Back to the hospital I went, this time in Santa Barbara. Ms. Channing felt so bad about it she insisted my friend drive her to the flower shop and then to the hospital, where she stopped by for the photo we never took (hooray for Urgent Care photo ops!) and told me if I was ever in Palm Springs to hit her up, she owed me lunch for my trouble. I never did, sadly, but it was a memory that I shall never forget and the scar on my face is one I can wear with honor.
Awww!!!! Somehow, that just seems like Carol 🙂
Just checked out the alley in San Francisco that she said she wanted to have her ashes scattered in (on google street view). Interesting spot!
Hello, Scott! Thanks for the wonderful column you’ve written here.
I have a factoid to add. On some television show I was watching back in the day, they were interviewing Carol in her dressing room before some musical that she was doing. She had organic food in glass containers. I don’t remember all of the foods, but one of them was sunflower seeds, and she said she was eating them for dinner.
She made the comment that she had to eat like this because she was allergic to most foods. I wonder if she might have suffered from multiple chemical sensitivities. (I had a bout with this when I was young, but I am better now.) I would imagine that by eating only things that agreed with her she was able to stay very well….

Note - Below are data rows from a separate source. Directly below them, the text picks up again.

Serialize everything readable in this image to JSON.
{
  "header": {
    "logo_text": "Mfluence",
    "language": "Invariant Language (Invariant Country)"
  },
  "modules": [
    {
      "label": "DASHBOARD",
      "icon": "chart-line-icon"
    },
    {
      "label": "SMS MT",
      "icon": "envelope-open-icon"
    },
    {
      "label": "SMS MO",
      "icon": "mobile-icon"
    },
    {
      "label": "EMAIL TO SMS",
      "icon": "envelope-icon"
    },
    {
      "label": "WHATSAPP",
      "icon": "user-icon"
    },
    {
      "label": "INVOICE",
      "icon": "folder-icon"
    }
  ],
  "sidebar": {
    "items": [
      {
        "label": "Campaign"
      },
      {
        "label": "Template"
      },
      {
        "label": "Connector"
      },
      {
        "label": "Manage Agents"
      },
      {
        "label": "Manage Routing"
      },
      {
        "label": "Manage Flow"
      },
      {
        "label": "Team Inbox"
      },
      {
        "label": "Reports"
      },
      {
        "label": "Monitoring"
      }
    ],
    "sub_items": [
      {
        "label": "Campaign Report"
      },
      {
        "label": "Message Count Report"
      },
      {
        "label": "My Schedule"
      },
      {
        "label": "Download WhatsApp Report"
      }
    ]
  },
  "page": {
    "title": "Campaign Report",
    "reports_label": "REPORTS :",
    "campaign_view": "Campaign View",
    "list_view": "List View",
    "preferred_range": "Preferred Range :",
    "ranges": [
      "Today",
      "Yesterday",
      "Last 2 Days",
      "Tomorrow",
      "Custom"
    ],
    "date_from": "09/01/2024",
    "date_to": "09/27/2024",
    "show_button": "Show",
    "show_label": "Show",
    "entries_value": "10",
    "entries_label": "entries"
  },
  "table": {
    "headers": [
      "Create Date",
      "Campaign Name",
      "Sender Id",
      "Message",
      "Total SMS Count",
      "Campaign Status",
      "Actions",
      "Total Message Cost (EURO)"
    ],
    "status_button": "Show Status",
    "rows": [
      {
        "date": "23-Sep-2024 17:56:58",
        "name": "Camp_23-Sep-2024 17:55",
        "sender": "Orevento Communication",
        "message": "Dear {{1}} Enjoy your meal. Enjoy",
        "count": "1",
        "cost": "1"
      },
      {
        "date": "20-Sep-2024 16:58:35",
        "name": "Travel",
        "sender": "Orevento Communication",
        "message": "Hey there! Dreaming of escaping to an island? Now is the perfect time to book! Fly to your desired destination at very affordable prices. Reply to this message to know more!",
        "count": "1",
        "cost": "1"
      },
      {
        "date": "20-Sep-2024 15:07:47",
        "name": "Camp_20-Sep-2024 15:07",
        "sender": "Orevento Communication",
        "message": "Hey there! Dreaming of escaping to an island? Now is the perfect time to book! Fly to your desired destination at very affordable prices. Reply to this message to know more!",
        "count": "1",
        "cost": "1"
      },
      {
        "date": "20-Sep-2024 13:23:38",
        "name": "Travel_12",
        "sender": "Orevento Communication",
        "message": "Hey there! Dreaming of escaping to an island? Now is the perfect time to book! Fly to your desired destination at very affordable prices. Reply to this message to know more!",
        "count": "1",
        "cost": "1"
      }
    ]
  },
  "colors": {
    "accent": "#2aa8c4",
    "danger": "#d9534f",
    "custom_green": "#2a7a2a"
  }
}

Hi, Scoot love your site! Found a typo you might want to fix.
It was in this home that died on January 15, 2019 of a natural cause.
It was in this home that she died on January 15, 2019 of a natural cause.
I loved the episode of Family Guy (Patriot Games) she voiced where she not only took on Mike Tyson in a boxing match but actually bet him before complaining about young people and their rock ‘n roll 8-track tapes. According to IMDB, it was the last role/voice-over part she did before her death.
I just wanted to point out an error on the page. If she was born in 1921 and died in 2019 she would have died days before her 98th birthday not her 97th.